• [MATERIAL SHOWN]
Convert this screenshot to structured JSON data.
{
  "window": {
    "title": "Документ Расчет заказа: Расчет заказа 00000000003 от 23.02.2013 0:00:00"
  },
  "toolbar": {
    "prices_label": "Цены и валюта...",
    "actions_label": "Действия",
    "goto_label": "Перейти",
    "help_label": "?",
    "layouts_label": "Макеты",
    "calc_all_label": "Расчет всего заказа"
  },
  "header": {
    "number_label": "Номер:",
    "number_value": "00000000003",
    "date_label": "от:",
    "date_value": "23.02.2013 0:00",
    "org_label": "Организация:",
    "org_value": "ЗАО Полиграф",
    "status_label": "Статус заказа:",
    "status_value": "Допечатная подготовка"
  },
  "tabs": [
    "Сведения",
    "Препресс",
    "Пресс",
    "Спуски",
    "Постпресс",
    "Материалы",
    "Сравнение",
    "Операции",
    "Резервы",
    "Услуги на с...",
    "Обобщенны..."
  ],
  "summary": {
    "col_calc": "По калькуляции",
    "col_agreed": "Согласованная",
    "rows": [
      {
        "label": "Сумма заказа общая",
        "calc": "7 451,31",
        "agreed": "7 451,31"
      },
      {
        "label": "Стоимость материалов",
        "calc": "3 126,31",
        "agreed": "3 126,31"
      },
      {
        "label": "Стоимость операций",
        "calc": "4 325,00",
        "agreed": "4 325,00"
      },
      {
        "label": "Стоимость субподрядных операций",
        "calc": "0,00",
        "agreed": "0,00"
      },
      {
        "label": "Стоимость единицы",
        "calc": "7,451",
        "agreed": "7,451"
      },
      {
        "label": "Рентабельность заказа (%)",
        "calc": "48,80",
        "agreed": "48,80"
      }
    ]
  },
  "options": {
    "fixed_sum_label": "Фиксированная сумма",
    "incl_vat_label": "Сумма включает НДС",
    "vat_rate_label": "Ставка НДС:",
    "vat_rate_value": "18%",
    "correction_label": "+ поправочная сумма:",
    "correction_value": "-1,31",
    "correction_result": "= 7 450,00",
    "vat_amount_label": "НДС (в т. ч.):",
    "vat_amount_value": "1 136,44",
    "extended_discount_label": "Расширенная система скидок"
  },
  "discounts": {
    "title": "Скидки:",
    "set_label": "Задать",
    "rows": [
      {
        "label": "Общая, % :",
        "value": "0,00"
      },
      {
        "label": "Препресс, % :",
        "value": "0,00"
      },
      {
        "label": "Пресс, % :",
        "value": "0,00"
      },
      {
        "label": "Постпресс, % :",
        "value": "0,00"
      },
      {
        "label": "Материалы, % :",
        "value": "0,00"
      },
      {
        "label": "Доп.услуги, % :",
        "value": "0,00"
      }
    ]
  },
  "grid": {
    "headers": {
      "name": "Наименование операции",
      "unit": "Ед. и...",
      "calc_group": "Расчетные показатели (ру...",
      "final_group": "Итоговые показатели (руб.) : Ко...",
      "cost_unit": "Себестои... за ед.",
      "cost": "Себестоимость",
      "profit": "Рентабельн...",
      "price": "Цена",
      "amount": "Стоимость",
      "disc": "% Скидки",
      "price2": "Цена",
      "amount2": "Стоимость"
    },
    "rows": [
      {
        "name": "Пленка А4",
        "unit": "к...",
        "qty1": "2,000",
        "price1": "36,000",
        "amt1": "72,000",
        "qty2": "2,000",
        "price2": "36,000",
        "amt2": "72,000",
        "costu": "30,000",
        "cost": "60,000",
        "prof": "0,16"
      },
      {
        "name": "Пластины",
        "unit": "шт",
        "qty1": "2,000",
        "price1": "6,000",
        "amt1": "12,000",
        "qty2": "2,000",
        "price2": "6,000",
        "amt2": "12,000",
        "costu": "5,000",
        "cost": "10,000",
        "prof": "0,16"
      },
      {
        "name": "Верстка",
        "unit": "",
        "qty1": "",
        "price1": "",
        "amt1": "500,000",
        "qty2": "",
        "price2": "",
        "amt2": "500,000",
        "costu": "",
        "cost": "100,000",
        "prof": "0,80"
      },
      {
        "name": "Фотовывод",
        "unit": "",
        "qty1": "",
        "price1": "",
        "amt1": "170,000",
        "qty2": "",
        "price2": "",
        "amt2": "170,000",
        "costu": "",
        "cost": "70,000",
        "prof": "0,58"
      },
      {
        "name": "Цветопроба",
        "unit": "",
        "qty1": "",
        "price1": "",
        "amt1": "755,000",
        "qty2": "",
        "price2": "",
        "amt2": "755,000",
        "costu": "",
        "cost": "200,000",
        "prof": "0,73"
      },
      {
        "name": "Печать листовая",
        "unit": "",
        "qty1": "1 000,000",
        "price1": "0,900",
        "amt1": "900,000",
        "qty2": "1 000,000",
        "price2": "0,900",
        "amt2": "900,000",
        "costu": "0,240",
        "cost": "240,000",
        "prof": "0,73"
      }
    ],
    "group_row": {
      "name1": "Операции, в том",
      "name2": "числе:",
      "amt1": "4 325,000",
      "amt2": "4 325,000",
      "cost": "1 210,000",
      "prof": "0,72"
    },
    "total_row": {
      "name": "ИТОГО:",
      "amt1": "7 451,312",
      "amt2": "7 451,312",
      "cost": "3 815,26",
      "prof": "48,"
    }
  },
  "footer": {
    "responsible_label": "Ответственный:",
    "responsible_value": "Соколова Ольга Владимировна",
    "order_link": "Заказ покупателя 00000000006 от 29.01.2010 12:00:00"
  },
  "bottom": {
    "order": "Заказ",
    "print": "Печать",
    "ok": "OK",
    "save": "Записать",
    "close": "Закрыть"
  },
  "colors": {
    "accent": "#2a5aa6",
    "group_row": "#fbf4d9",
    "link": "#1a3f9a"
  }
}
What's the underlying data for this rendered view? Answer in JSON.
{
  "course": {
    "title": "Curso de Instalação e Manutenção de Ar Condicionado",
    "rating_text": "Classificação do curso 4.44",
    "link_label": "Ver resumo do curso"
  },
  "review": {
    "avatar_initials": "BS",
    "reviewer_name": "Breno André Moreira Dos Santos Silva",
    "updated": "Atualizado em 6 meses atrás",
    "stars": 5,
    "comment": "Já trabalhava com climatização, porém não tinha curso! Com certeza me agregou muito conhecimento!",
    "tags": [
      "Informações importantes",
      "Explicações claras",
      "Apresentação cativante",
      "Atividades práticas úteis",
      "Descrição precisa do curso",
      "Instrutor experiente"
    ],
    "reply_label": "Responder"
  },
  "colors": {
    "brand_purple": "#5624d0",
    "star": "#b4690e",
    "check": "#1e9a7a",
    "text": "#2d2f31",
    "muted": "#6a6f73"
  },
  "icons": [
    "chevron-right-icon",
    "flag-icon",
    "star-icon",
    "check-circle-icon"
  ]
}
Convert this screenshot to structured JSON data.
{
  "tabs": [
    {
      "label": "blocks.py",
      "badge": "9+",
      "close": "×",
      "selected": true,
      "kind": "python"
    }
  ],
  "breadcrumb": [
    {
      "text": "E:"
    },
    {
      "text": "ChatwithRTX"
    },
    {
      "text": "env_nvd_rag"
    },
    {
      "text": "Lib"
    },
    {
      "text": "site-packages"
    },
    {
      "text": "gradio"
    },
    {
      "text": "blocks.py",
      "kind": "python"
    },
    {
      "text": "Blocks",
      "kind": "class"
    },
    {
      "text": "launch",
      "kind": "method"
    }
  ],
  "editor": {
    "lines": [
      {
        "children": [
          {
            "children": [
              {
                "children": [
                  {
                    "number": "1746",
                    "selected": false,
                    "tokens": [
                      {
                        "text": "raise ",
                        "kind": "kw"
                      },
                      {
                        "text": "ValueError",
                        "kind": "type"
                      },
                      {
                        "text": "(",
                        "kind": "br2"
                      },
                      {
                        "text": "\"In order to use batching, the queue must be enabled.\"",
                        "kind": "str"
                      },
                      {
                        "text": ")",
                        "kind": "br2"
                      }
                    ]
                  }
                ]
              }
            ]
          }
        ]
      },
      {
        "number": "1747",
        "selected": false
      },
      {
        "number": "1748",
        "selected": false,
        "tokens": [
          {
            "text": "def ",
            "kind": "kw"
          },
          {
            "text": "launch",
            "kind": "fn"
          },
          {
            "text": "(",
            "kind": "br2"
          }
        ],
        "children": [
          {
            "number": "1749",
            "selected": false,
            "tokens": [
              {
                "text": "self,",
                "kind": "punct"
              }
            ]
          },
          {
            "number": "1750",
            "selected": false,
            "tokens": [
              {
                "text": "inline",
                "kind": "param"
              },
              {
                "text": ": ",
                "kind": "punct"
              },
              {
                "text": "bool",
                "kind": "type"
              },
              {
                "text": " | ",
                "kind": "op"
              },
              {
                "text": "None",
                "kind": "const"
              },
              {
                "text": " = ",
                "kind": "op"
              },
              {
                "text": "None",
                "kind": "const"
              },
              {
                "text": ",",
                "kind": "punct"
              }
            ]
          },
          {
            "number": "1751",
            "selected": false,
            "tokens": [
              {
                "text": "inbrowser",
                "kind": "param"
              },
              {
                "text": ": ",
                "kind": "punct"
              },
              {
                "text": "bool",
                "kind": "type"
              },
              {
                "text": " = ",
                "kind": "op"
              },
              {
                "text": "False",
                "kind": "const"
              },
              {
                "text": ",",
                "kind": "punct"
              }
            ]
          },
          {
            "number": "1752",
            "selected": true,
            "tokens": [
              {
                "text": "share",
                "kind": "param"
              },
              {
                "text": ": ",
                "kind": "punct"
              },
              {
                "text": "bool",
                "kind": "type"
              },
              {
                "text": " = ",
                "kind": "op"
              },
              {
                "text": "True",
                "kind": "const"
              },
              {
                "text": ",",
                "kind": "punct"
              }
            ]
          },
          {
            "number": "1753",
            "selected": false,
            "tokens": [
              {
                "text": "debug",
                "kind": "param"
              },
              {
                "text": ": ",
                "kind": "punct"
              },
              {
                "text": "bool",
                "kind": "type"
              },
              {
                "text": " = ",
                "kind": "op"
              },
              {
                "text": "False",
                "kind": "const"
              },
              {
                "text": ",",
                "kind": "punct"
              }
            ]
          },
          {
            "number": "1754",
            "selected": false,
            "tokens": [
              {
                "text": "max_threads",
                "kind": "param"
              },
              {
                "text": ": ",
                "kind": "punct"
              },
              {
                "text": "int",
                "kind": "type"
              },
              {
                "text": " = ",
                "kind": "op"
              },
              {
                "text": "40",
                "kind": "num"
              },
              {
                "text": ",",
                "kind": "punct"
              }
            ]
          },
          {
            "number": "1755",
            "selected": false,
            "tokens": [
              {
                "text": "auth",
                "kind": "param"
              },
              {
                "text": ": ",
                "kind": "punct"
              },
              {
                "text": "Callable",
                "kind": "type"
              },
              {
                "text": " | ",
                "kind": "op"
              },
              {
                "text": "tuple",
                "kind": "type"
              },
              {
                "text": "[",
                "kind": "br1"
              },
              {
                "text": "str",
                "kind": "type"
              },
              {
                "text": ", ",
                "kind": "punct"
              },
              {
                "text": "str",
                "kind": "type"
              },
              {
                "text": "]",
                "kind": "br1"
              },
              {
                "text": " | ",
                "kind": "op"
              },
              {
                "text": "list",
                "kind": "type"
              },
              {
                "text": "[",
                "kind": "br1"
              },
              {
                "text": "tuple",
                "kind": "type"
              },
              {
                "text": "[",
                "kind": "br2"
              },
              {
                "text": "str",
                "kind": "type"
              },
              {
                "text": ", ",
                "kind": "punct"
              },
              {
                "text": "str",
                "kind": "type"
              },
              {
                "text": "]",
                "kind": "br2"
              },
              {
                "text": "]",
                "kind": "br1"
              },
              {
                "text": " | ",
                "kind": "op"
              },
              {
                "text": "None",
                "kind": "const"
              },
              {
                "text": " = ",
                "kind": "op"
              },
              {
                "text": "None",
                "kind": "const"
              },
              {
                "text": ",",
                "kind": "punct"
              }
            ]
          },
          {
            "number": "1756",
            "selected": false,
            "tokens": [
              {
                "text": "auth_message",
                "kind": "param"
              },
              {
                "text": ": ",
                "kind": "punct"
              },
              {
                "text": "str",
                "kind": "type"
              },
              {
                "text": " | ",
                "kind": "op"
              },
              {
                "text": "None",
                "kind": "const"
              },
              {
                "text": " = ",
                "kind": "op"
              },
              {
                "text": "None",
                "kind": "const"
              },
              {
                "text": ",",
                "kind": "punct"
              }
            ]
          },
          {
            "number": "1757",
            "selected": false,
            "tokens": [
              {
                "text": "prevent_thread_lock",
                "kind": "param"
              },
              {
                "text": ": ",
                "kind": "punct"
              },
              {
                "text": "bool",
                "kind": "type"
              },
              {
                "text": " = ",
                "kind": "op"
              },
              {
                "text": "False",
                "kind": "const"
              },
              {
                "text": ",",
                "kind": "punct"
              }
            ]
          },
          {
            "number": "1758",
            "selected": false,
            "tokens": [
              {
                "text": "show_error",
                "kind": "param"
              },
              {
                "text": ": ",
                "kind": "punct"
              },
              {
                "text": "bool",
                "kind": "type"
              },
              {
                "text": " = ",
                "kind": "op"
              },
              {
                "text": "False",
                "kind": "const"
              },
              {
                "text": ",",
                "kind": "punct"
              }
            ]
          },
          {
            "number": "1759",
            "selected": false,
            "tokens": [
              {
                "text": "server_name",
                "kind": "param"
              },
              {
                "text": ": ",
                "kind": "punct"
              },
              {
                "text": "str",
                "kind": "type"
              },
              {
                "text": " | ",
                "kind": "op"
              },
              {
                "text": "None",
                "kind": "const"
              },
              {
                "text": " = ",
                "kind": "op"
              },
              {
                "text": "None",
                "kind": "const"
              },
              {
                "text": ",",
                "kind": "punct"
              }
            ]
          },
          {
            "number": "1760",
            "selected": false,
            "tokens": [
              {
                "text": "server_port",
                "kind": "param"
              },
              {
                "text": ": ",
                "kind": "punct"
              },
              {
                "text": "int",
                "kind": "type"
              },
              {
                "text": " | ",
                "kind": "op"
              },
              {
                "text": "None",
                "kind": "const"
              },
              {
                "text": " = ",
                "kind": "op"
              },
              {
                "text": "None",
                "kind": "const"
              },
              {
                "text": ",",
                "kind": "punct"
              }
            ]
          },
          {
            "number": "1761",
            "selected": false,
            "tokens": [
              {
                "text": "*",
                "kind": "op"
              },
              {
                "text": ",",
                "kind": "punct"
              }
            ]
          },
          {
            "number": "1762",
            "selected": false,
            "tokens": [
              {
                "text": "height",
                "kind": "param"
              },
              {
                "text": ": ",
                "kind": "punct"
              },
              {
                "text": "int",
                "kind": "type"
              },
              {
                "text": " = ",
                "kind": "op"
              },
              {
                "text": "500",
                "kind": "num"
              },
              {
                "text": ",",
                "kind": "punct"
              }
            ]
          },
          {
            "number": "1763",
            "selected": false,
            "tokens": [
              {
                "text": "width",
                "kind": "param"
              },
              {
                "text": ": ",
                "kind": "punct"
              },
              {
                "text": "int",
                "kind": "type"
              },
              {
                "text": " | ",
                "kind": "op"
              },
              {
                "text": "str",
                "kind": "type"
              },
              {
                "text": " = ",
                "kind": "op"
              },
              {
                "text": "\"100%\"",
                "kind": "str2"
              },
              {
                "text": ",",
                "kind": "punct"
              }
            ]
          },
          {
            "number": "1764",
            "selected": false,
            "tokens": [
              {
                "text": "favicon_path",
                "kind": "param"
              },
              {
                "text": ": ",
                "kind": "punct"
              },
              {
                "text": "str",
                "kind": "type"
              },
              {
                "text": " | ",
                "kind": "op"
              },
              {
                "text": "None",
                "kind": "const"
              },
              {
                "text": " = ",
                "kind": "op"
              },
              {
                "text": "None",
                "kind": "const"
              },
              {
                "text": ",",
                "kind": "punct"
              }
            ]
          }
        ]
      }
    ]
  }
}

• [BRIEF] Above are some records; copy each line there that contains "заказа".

• [THE COMPLETED TASK]
    "title": "Документ Расчет заказа: Расчет заказа 00000000003 от 23.02.2013 0:00:00"
    "calc_all_label": "Расчет всего заказа"
    "status_label": "Статус заказа:",
        "label": "Сумма заказа общая",
        "label": "Рентабельность заказа (%)",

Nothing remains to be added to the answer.